The buttons to switch between wireless connectivity or to Apple’s AirPlay are neatly hidden on the back of the speaker, and the only thing breaking the solid colour of the speaker front is a round white on/off logo button surrounded by the volume controls, reminiscent of the classic iPod controls.
There is also a small LED light on the front, which switches between white, yellow and red to indicate status, further identified by whether the lights are pulsing or steady. Flashing red means there is something wrong with the system, a pulsing yellow means it is booting up, and a flashing white means it is ready to play. A solid white glow means that it is playing.
A nice touch is that the brightness of this LED can be changed from the Libratone app.
The Loop is designed to be used with Apple’s Airplay feature, and therefore is very easy to use with an iPhone or iPad. The Loop can either join a router’s network and have music streamed to it through there, or it can be set up as a hotspot itself.
Although the speaker has been made with Apple products in mind, lovers of Android can use it too.

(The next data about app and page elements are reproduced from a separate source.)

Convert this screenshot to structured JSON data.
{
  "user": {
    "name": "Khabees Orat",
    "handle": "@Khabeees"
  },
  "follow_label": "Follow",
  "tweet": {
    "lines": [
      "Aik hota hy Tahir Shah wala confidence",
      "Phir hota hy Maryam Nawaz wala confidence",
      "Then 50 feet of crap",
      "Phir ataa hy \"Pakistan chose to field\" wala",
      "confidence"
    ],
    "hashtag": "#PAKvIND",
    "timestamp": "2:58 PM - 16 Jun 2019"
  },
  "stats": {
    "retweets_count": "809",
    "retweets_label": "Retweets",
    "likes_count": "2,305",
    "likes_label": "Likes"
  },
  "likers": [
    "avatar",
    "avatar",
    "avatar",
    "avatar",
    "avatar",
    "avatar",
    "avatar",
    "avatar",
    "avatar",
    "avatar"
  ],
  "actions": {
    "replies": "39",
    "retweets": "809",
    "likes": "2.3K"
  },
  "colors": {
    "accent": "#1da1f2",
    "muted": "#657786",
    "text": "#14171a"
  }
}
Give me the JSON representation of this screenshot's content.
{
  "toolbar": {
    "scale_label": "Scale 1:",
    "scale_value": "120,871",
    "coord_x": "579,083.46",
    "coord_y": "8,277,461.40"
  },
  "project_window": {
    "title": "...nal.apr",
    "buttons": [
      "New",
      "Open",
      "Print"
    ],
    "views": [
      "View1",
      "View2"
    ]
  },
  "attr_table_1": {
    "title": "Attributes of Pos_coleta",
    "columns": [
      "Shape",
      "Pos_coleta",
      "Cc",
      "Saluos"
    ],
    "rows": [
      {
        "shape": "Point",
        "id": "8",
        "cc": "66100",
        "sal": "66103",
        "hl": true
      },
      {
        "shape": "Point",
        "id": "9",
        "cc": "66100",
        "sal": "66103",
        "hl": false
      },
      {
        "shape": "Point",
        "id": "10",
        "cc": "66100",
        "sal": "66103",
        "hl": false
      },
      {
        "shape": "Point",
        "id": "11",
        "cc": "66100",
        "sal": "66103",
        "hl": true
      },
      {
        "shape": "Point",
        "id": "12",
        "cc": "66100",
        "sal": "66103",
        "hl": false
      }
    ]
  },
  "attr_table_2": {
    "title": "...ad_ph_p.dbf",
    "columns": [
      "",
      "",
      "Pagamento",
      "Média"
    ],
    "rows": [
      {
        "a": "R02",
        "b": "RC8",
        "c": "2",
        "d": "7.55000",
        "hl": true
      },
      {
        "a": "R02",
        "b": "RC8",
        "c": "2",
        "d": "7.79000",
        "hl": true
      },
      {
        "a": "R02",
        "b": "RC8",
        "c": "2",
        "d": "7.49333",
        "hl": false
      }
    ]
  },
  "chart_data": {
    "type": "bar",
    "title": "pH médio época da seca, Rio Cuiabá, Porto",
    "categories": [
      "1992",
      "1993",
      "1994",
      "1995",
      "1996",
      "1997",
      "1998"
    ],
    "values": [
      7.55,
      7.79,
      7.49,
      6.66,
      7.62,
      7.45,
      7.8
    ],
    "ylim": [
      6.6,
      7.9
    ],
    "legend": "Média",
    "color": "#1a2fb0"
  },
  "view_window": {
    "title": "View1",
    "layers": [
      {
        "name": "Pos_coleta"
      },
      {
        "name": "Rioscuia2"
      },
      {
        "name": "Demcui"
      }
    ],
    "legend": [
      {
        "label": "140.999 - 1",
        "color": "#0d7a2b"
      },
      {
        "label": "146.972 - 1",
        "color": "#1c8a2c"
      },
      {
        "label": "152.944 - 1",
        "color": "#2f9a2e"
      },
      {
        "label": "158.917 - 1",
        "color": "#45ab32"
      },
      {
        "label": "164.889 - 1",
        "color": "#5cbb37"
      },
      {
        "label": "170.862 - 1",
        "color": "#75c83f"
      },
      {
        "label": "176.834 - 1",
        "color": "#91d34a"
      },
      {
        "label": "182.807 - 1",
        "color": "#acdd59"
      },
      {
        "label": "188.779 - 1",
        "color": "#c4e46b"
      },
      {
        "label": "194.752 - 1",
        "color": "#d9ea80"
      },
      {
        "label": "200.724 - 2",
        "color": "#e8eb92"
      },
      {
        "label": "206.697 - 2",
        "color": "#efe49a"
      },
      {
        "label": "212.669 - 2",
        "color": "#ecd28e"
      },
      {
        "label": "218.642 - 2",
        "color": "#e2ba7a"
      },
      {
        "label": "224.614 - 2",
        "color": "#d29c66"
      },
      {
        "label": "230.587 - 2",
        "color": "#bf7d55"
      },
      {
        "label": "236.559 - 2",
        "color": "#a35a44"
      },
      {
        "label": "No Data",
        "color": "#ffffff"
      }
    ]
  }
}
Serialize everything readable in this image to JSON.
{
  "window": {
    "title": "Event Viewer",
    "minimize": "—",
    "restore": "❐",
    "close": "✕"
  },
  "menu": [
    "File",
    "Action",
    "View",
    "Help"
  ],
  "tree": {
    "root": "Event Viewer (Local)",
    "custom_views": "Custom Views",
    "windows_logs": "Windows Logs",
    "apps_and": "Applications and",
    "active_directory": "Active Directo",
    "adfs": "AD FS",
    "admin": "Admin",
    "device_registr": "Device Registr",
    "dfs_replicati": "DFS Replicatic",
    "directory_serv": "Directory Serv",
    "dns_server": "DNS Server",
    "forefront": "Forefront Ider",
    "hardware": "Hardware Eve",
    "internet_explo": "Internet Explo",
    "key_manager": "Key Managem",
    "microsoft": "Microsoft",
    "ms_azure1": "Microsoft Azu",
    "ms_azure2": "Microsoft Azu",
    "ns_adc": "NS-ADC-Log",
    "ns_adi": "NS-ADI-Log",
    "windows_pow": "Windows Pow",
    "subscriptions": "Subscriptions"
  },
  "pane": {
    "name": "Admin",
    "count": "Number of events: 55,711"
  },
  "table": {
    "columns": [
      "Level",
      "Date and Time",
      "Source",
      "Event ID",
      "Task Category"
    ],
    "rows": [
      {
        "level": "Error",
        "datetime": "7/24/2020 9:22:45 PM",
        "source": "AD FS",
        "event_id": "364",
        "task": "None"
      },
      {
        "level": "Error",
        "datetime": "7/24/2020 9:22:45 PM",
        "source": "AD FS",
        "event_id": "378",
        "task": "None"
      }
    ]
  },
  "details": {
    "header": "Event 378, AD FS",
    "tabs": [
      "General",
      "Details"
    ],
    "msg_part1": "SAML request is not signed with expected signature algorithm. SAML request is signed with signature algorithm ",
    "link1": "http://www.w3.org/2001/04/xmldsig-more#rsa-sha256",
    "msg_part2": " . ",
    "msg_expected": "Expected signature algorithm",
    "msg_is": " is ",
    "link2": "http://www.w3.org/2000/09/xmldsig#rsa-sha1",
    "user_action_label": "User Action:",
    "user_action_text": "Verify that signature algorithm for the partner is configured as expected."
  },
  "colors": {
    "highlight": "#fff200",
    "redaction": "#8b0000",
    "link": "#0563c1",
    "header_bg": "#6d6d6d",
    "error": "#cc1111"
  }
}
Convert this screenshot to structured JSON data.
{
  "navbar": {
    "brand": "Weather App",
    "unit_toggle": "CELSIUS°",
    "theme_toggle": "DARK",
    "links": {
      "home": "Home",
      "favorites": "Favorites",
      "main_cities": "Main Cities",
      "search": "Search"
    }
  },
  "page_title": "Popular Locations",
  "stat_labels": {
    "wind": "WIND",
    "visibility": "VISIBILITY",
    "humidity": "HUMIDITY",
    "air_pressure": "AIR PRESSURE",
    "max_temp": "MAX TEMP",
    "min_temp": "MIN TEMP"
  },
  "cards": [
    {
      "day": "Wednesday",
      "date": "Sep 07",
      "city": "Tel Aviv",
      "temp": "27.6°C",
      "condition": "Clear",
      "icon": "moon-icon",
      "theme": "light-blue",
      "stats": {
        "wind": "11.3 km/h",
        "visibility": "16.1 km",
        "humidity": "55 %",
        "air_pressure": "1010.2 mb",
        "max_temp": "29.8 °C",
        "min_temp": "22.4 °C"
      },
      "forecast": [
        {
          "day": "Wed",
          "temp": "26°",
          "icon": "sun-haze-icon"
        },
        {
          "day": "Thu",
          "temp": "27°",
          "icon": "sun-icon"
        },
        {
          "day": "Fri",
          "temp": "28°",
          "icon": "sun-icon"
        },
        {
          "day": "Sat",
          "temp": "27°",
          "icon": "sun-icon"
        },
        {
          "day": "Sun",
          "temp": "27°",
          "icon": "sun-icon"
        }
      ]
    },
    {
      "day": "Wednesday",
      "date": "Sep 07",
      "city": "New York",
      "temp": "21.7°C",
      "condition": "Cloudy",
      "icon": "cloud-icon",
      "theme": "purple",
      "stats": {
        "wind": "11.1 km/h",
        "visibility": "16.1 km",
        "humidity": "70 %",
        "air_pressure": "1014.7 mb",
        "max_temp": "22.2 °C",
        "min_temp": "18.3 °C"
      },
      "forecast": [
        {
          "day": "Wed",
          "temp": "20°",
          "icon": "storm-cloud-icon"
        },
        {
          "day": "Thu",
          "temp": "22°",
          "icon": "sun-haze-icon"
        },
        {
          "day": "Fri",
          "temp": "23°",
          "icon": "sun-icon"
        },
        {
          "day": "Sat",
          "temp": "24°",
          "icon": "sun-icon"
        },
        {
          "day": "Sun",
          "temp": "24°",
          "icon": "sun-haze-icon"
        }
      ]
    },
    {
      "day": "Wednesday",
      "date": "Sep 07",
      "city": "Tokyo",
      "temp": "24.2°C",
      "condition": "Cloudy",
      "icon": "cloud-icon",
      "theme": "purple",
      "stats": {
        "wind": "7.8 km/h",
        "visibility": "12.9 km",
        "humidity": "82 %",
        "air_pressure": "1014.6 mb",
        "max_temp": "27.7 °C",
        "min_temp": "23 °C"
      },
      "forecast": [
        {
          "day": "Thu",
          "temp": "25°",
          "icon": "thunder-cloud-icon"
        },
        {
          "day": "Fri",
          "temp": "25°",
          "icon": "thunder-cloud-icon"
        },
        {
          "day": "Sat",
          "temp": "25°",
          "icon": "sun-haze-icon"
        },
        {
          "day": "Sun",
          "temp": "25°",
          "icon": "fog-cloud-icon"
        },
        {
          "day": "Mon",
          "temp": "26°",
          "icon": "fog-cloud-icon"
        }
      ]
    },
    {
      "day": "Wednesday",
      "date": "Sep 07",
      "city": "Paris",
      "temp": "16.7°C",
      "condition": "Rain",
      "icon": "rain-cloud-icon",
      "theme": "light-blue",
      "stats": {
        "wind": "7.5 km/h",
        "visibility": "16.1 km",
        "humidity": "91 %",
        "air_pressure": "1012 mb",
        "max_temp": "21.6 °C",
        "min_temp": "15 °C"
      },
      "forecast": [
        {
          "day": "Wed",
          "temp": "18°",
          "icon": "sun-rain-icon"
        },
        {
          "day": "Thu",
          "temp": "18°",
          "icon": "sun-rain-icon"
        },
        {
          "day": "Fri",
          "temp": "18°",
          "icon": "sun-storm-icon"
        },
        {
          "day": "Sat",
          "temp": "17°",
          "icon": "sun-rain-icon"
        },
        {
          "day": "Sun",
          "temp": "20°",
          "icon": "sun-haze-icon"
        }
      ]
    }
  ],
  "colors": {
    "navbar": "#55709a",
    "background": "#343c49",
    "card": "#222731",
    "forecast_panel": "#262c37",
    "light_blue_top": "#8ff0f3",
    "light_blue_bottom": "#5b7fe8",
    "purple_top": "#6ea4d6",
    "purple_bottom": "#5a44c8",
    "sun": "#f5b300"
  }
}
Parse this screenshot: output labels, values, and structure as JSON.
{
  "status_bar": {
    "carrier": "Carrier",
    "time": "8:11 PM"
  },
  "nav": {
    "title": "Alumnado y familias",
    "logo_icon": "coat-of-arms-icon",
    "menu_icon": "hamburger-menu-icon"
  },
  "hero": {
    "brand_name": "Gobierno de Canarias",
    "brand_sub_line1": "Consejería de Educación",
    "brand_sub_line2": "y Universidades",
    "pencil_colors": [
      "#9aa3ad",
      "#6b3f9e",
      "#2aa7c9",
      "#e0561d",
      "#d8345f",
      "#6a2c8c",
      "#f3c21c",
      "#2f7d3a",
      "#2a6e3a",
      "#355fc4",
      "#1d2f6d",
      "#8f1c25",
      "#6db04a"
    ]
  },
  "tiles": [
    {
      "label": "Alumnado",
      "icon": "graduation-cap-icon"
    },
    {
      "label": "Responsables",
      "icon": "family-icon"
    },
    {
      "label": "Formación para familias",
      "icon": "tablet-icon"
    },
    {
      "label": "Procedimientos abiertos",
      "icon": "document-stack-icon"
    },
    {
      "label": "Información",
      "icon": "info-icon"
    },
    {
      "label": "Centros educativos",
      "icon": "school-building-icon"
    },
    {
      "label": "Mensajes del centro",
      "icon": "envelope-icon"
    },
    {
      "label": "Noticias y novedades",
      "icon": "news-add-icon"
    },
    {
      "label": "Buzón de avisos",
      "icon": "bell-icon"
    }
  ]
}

The speaker is DLNA enabled, and there are free-to-install apps on Google Play that can stream via DLNA to the speaker. Furthermore, the Loop is now available with Bluetooth installed, meaning that any device with Bluetooth will be able to stream music directly to the speaker. This adds another dimension of versatility to the speaker, making it more accessible on more devices.
The app gives you the option to customise your speaker to the point where it can be told where it is and what it is standing on (or if it is hanging from the wall), and how many centimetres it is from the walls are so that it can fully utilise its room filling technology.
You do need to download the free Libratone app in order to edit any of the speaker settings, and, without an Apple device, you need the app to connect the speaker to the network and input the network password, which is an easy enough process, albeit using an iPhone or iPad makes connecting easier still. Plugging the device into the USB port on the rear of the speaker gives you the option to share the settings on the device with the speaker, instantly connecting it to your home network. But no matter how good looking or easy to use it is, a speaker needs to sound good.
Due to the shape and design, you might presume that sound quality would have had to be sacrificed to make sure it looks pretty, but this simply isn’t the case. The speaker cabinet holds 2 x 1″ ribbon based tweeters and a woofer, which together have a frequency range of 40Hz to 20KHz. This is aided by the inbuilt passive radiator which “corresponds with a 5” subwoofer,” all within the slim design.
What all this equates to is a fantastic, room-filling sound. Whether the special room filling technology has much influence on the sound, it is hard to tell, because you can crank the volume high enough to fill pretty much any indoor space.
One thing to note is that this great sound is only apparent once you have tweaked the in-app settings. I was initially disappointed with the audio quality, before realising that there are a bunch of presets to choose from (ranging from my favourite “Rock the House” setting, through ones that are specifically designed for easy listening, classical pieces, songs with a focus on vocals or even movies) that make aligning the sound and settings incredibly easy and instantaneous, without having to muck about directly with the equaliser.
For a home based speaker, the sound quality can’t be faulted, and it can blast out at a volume which is sufficient for any indoor space and it definitely has the capacity to annoy your neighbours.
This speaker is very expensive, retailing at £399. However, it does everything it sets out to do well. It looks good and sounds good, and the wireless streaming and the app work well to control the speaker and alter the settings with ease.
If this is a bit outside of your price range though, there are other speakers available by Libratone for a slightly cheaper price. The company has recently released the Libratone Zipp with Bluetooth for £299, a smaller speaker than the Loop which is portable and battery powered. Again with interchangeable wool covers, this speaker can be taken on a day out and connected to directly with DirectPlay or Bluetooth, and may offer a cheaper alternative to the larger Loop.